Aim of the exercise: Scan the entries below for the word "released" and copy every line where it turns up.

Input for this task:
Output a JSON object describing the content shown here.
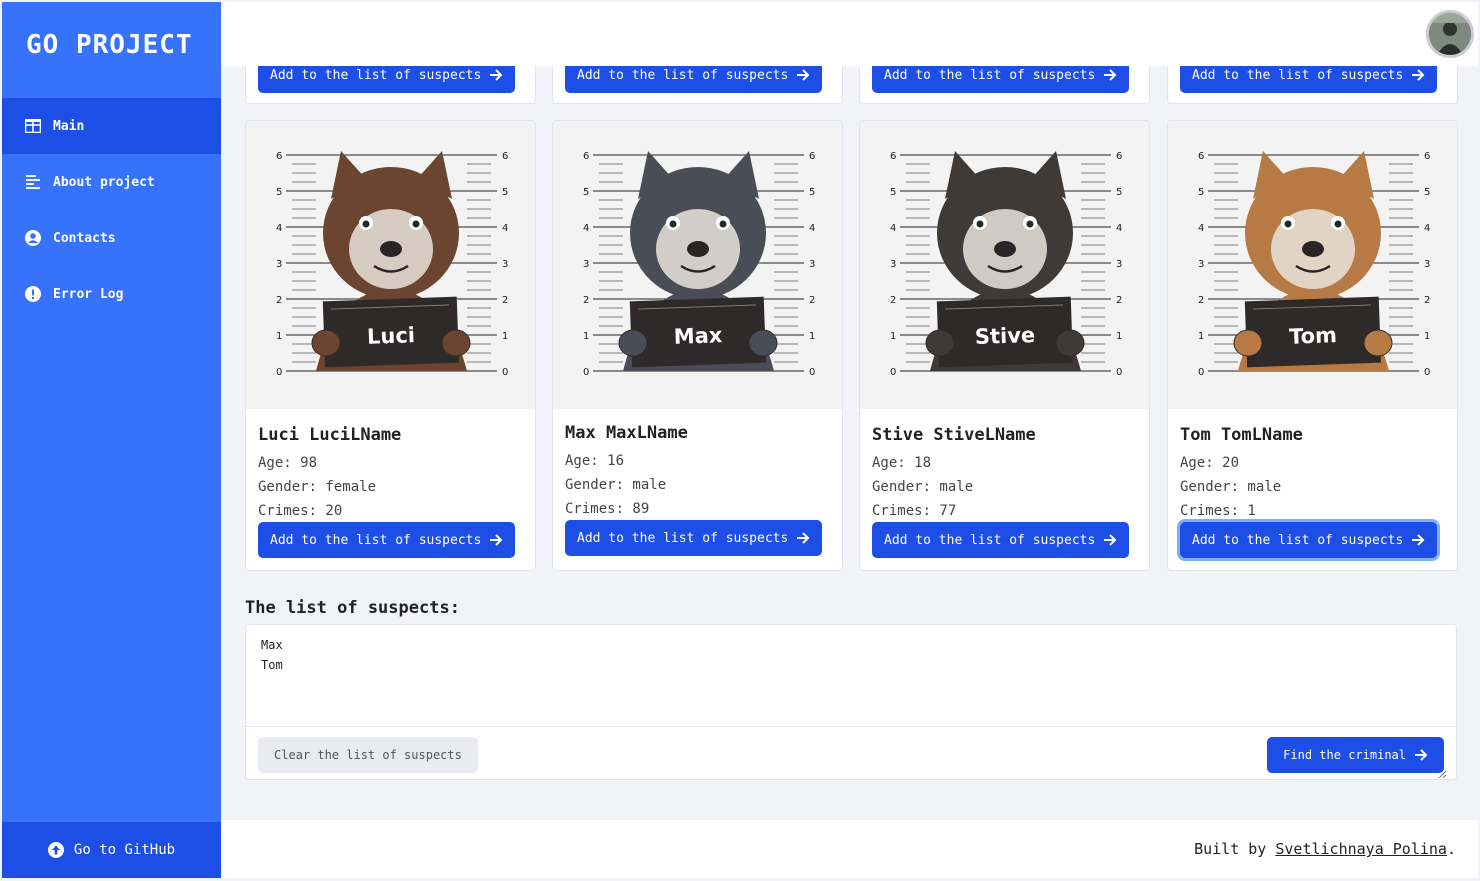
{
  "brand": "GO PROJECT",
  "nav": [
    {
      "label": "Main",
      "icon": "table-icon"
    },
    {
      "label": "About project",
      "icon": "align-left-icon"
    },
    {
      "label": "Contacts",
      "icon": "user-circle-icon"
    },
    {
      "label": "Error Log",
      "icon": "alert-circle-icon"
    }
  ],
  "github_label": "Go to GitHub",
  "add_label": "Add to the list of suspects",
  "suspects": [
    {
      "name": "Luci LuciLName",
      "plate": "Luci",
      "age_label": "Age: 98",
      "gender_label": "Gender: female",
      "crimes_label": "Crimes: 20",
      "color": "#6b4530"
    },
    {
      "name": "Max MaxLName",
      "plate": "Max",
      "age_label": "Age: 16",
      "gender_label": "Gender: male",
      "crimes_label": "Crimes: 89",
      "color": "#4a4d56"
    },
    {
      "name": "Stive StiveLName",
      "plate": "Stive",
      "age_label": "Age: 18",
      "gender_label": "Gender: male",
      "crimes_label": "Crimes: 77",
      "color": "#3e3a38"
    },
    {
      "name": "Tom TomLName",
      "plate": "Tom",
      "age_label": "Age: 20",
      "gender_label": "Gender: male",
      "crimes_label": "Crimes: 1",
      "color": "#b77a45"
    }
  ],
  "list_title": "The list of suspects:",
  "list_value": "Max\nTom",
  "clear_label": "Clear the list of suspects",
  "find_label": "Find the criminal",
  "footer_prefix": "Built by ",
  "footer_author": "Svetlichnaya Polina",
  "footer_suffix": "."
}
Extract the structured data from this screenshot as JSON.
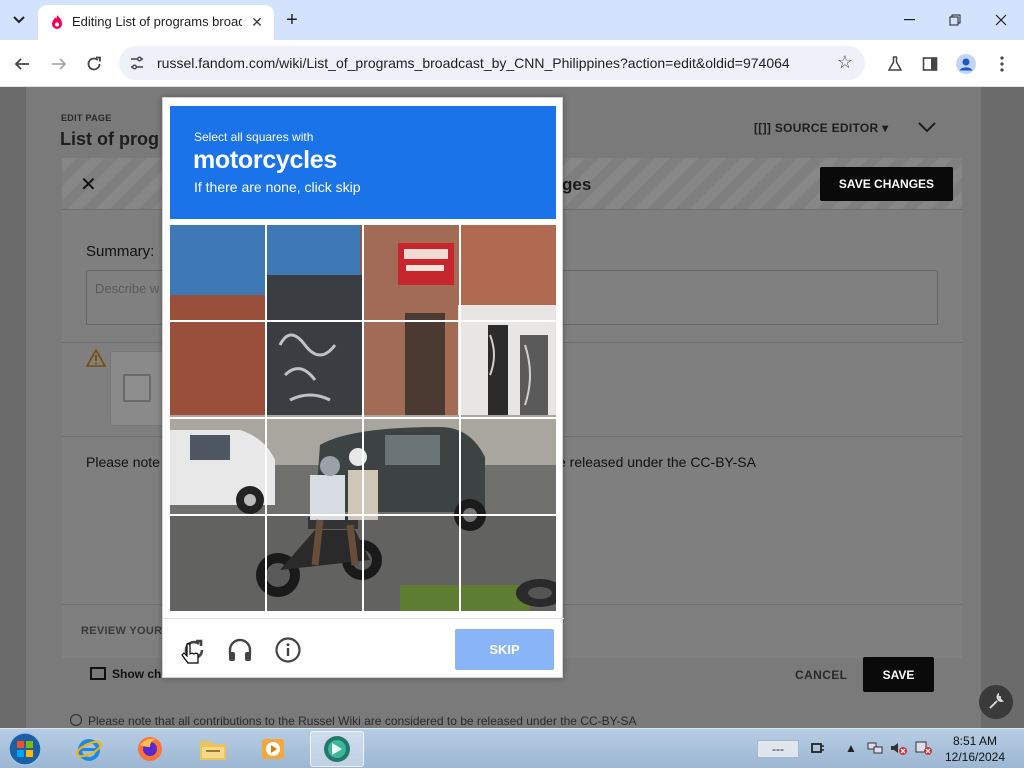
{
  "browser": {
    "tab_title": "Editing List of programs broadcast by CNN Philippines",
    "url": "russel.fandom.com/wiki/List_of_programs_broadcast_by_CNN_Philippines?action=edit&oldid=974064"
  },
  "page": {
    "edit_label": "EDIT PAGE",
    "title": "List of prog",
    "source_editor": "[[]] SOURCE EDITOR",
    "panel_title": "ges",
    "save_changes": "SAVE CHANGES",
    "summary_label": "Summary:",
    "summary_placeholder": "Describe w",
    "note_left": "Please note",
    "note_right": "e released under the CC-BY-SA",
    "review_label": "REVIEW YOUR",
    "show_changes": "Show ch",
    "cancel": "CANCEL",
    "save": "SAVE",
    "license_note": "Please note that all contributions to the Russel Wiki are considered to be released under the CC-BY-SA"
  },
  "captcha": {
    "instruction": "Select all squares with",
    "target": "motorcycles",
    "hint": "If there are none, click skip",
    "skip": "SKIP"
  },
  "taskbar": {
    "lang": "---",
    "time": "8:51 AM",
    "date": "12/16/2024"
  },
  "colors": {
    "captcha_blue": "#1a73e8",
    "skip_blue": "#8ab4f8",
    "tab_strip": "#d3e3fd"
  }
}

Task output:
    "note_right": "e released under the CC-BY-SA",
    "license_note": "Please note that all contributions to the Russel Wiki are considered to be released under the CC-BY-SA"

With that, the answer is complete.